Print the whole listing exactly.

--------------------------------

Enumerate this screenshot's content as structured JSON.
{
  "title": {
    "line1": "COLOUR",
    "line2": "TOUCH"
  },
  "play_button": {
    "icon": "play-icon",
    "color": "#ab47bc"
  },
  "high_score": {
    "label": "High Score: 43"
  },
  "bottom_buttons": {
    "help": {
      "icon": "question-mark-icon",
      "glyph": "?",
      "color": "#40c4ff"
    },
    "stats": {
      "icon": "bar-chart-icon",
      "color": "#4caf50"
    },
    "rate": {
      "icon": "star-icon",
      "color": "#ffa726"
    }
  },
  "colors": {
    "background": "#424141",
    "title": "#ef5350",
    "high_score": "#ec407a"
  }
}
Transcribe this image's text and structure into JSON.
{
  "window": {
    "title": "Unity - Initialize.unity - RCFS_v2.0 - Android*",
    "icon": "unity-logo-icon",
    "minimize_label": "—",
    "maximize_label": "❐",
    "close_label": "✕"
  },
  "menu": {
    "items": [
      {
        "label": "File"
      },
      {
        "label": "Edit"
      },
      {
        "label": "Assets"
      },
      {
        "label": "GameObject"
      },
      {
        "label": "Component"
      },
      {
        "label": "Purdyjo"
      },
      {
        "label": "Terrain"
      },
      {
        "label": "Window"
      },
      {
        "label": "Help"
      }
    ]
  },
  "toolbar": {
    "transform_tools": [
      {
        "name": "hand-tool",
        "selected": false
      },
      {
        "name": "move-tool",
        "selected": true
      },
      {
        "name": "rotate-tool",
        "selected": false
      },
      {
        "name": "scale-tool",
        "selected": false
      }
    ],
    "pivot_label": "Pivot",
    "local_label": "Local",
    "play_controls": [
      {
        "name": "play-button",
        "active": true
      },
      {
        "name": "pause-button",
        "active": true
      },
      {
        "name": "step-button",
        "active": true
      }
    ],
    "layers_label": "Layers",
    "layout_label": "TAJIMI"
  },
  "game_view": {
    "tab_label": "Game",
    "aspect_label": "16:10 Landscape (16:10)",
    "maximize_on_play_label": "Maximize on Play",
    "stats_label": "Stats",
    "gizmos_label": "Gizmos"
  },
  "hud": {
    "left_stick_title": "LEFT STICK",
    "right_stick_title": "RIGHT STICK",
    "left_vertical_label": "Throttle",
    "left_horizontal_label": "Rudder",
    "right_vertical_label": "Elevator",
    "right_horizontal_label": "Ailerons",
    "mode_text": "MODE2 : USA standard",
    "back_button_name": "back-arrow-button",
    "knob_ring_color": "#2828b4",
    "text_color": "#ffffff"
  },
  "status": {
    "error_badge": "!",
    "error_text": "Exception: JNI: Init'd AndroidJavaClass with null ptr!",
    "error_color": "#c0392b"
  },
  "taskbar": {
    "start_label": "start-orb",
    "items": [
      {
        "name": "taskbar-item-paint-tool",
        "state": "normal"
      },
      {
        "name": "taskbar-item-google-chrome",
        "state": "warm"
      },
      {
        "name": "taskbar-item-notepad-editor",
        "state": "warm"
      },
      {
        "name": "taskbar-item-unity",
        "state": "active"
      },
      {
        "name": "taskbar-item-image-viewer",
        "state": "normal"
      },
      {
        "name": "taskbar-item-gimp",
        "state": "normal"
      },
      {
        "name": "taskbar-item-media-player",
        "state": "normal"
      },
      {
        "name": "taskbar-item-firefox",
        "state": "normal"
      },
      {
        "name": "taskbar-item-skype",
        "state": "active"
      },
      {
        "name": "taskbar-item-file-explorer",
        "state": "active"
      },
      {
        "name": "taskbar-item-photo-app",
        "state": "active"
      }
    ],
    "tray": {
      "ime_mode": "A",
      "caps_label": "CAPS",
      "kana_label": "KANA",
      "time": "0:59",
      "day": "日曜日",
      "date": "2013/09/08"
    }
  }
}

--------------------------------

## [Solution below]
Enumerate this screenshot's content as structured JSON.
{
  "title": {
    "line1": "COLOUR",
    "line2": "TOUCH"
  },
  "play_button": {
    "icon": "play-icon",
    "color": "#ab47bc"
  },
  "high_score": {
    "label": "High Score: 43"
  },
  "bottom_buttons": {
    "help": {
      "icon": "question-mark-icon",
      "glyph": "?",
      "color": "#40c4ff"
    },
    "stats": {
      "icon": "bar-chart-icon",
      "color": "#4caf50"
    },
    "rate": {
      "icon": "star-icon",
      "color": "#ffa726"
    }
  },
  "colors": {
    "background": "#424141",
    "title": "#ef5350",
    "high_score": "#ec407a"
  }
}
Transcribe this image's text and structure into JSON.
{
  "window": {
    "title": "Unity - Initialize.unity - RCFS_v2.0 - Android*",
    "icon": "unity-logo-icon",
    "minimize_label": "—",
    "maximize_label": "❐",
    "close_label": "✕"
  },
  "menu": {
    "items": [
      {
        "label": "File"
      },
      {
        "label": "Edit"
      },
      {
        "label": "Assets"
      },
      {
        "label": "GameObject"
      },
      {
        "label": "Component"
      },
      {
        "label": "Purdyjo"
      },
      {
        "label": "Terrain"
      },
      {
        "label": "Window"
      },
      {
        "label": "Help"
      }
    ]
  },
  "toolbar": {
    "transform_tools": [
      {
        "name": "hand-tool",
        "selected": false
      },
      {
        "name": "move-tool",
        "selected": true
      },
      {
        "name": "rotate-tool",
        "selected": false
      },
      {
        "name": "scale-tool",
        "selected": false
      }
    ],
    "pivot_label": "Pivot",
    "local_label": "Local",
    "play_controls": [
      {
        "name": "play-button",
        "active": true
      },
      {
        "name": "pause-button",
        "active": true
      },
      {
        "name": "step-button",
        "active": true
      }
    ],
    "layers_label": "Layers",
    "layout_label": "TAJIMI"
  },
  "game_view": {
    "tab_label": "Game",
    "aspect_label": "16:10 Landscape (16:10)",
    "maximize_on_play_label": "Maximize on Play",
    "stats_label": "Stats",
    "gizmos_label": "Gizmos"
  },
  "hud": {
    "left_stick_title": "LEFT STICK",
    "right_stick_title": "RIGHT STICK",
    "left_vertical_label": "Throttle",
    "left_horizontal_label": "Rudder",
    "right_vertical_label": "Elevator",
    "right_horizontal_label": "Ailerons",
    "mode_text": "MODE2 : USA standard",
    "back_button_name": "back-arrow-button",
    "knob_ring_color": "#2828b4",
    "text_color": "#ffffff"
  },
  "status": {
    "error_badge": "!",
    "error_text": "Exception: JNI: Init'd AndroidJavaClass with null ptr!",
    "error_color": "#c0392b"
  },
  "taskbar": {
    "start_label": "start-orb",
    "items": [
      {
        "name": "taskbar-item-paint-tool",
        "state": "normal"
      },
      {
        "name": "taskbar-item-google-chrome",
        "state": "warm"
      },
      {
        "name": "taskbar-item-notepad-editor",
        "state": "warm"
      },
      {
        "name": "taskbar-item-unity",
        "state": "active"
      },
      {
        "name": "taskbar-item-image-viewer",
        "state": "normal"
      },
      {
        "name": "taskbar-item-gimp",
        "state": "normal"
      },
      {
        "name": "taskbar-item-media-player",
        "state": "normal"
      },
      {
        "name": "taskbar-item-firefox",
        "state": "normal"
      },
      {
        "name": "taskbar-item-skype",
        "state": "active"
      },
      {
        "name": "taskbar-item-file-explorer",
        "state": "active"
      },
      {
        "name": "taskbar-item-photo-app",
        "state": "active"
      }
    ],
    "tray": {
      "ime_mode": "A",
      "caps_label": "CAPS",
      "kana_label": "KANA",
      "time": "0:59",
      "day": "日曜日",
      "date": "2013/09/08"
    }
  }
}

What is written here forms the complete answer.